In another letter in the book, a young female writer suffers from intense jealousy over the success of her other writer friends; she writes to Sugar looking for a way to overcome her nasty feelings. Sugar answers sternly but with empathy:

“[….] A large part of your jealousy probably rises out of your outsized sense of entitlement. Privilege has a way fucking with our heads the same way lack of it does. There are a lot of people who’d never dream they could be a writer, let alone land, at the age of thirty-one, a six-figure book deal. You are not one of them. And you are not one of them quite possibly because you’ve been given a tremendous amount of things that you did not earn or deserve, but rather that you received for the sole reason that you happen to be born into a family who had the money and wherewithal to fund your education at two colleges to which you feel compelled to attach the word “prestigious.”

What is a prestigious college? What did attending such a school allow you to believe about yourself? What assumptions do you have about the colleges that you would not describe as prestigious? What sorts of people go to prestigious colleges and not prestigious colleges? Do you believe that you had a right to a free “first-rate” education? What do you make of the people who received educations that you would not characterize as first-rate?

These are not rhetorical questions. I really do want you to take out a piece of paper and write those questions down and then answer them. I believe your answers will deeply inform your current struggle with jealousy. I am not asking you these questions in order to condemn or judge you.
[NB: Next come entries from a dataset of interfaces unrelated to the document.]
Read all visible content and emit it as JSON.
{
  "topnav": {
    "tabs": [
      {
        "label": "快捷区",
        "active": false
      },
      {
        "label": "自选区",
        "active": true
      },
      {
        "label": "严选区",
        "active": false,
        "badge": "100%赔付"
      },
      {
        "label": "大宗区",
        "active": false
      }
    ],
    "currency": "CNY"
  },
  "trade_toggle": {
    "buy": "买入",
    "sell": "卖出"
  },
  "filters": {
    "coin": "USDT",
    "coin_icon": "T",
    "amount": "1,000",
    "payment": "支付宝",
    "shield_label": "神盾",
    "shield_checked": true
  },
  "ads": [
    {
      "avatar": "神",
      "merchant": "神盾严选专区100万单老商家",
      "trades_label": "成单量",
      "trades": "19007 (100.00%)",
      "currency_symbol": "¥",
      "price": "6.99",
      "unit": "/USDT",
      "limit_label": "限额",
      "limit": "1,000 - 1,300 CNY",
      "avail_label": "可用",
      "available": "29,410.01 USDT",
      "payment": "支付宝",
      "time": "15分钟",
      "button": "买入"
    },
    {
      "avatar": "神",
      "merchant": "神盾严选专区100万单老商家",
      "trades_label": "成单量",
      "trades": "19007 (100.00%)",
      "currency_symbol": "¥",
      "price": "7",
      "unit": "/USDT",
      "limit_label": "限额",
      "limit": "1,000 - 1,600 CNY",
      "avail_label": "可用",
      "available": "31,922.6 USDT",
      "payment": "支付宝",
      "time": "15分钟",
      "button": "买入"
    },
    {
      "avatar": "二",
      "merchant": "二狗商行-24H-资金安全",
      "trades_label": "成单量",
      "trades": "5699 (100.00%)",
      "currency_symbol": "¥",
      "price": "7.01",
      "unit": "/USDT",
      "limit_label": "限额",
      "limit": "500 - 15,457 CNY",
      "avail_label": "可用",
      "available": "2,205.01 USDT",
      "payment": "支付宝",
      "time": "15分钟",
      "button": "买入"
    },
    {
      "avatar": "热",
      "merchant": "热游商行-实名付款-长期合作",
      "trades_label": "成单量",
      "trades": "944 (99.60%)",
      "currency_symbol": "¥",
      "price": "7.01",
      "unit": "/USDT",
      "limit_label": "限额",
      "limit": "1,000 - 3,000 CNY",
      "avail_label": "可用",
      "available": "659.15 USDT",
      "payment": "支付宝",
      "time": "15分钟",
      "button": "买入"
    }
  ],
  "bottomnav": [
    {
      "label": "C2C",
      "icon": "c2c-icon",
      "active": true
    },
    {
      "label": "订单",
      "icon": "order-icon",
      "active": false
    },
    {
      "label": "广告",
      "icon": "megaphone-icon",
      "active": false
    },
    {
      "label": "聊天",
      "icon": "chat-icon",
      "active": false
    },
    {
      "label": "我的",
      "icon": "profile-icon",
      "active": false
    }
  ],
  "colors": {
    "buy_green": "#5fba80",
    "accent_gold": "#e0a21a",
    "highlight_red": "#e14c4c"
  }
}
I would ask a similar series of questions of anyone from any sort of background because I believe our early experiences and beliefs about our place in the world inform who we think we are, what we deserve and by what means it should be given to us (p.262).

Not only does Strayed respond with sincere advice (this is only a small fragment of the whole answer), she does so in a way that made me want to answer those same questions for myself: I picked up a pen to investigate how and why I’ve come to believe that I am entitled or deserving of certain things over others. The only thing Sugar believes we are all wholly, unabashedly deserving of is love.

Through exposing the brutalities and beauties on the spectrum of the human heart, Sugar provides readers with honesty (a quality lacking in so many ‘self-help’ books of the day) and moments so uncomfortable that you have no choice but to close the book (on your own fears, grief, worries, etc.), or to keep reading in order to find out how not alone you are in navigating the terrain of the ‘emotional landscape of our lives’ (as Jon Kabat-Zinn would put it).

I recommend this book to everyone out there looking for a reminder as to our own interconnectedness as people who experience the highs, lows, and in-betweens of waking up everyday and wondering: what is this all about? 

Leave a Reply

Your email address will not be published. Required fields are marked *